Not surprisingly, the hardest to track down was the rare and highly endangered black rhino, which we almost missed because he was hanging out with a herd of buffaloes.

Because of the abundance and diversity of wildlife encounters, it didn’t take long before the sightings of impalas, giraffes, wildebeest, zebras and warthogs went from “marvellous” to “meh”, as we looked to Grant and our tracker Sifiso, to help us find the next thrill.

Still, seeing the natural world go about its business and observing its power and balance – from the strength of the male lion’s paws in flipping a dead rhino calf over, to the claw marks on the rump of zebras which survived a lion’s attack – remains awe-inspiring. That, plus a tiny bit intimidating, because occasionally, you are reminded that the handsome big cats sauntering within patting distance have soft, realistic hair because they are real.

The writer was a guest of Phinda Mountain Lodge. For bookings or more information go to



This can’t be recommended enough. Most people don’t even know what pangolins are, and very few will ever see one. Yet, these gentle and solitary mammals are the most trafficked in the world - because some people in China and Vietnam think their scales, which are made of keratin, just like our hair and nails, have medicinal value.

Thanks to Phinda’s involvement in a pangolin conservation project, guests now have the rare opportunity to see these critically endangered animals, as pangolins rescued from the illegal wildlife trade are rehabilitated, then released here. To closely monitor and research these elusive mammals, each pangolin wears two tracking tags, which require regular replacements.

Guests will follow Phinda’s specialist conservation team as they locate the animal, replace the tags, do general health checks and gather crucial research data. The pangolin will then be released, and if it is relaxed, can be followed to observe its behaviour and feeding.

The experience doesn’t come cheap at ZAR 30,000 (about S$2800) for a maximum group size of six, but that’s only because the money goes to the costly and frequent replacement of tags.


Generally, guests are not charged for this community excursion, which offers a great opportunity to learn more about the people of KwaZulu-Natal - via first-hand knowledge of the Foundation’s various projects in the area to improve education, healthcare and access to water, as well as develop local businesses.

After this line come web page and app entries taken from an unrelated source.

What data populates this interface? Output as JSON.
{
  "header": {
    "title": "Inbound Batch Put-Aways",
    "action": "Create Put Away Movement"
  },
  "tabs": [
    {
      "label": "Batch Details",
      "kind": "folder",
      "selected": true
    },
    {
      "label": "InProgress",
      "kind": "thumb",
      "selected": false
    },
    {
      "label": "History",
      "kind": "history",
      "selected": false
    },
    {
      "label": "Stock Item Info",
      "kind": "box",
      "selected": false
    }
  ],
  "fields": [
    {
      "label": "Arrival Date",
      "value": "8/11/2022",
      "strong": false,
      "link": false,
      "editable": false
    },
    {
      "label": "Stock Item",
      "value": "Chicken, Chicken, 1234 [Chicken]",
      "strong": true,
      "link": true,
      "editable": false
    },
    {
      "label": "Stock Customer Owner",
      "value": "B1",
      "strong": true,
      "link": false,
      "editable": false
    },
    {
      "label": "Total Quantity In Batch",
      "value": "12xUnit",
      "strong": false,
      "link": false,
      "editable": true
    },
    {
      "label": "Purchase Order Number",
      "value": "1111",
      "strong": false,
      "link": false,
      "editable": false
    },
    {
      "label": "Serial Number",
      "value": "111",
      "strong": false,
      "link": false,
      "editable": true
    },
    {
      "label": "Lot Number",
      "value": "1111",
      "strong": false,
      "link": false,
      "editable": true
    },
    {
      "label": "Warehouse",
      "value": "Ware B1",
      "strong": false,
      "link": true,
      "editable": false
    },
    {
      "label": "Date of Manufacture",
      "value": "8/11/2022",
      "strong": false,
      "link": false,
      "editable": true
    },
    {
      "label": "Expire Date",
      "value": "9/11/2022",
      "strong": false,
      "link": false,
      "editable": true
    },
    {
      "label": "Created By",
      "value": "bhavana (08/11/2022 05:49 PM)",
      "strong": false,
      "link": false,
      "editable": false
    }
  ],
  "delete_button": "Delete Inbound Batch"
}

Visit Khulani Special School, created by two community members for children with disabilities who previously had to travel over 150 km to the nearest formal special needs school; and Mduku Clinic, built by Africa Foundation in 1995, and now operating 24 hours a day, with a TB/HIV facility to boot. Prior to this, the closest hospital was 70 kilometres away, with the only access to a nurse being a mobile clinic that visited fortnightly.

Contribute to the local economy and empower women by buying handmade gifts from the Mhbedula Craft Market, which is run by a cooperative of local women and sells woven, wood and bead products they make.

Most of all, visit Nkomo Full Service Primary School to meet its vivacious founder-principal Nomusa Zikhali (aka Mama Z). Her extremely inspiring story of pursuing education for children despite ridicule, having to cross a croc-infested river twice daily to get to and back from
“school” and teaching from under a tree is movie script-worthy. Today, Nkomo is a full service primary school with more than 20 classrooms and over 1,000 pupils.


Comfy beds draped with billowing mosquito nets in the bush. Above you, the starry night sky and around you, chairs surrounding a campfire while twinkling lanterns hang. The evening starts with sundowner drinks, followed by a delicious meal. Fret not about getting eaten right in your bed, as an armed guard patrols the site all night.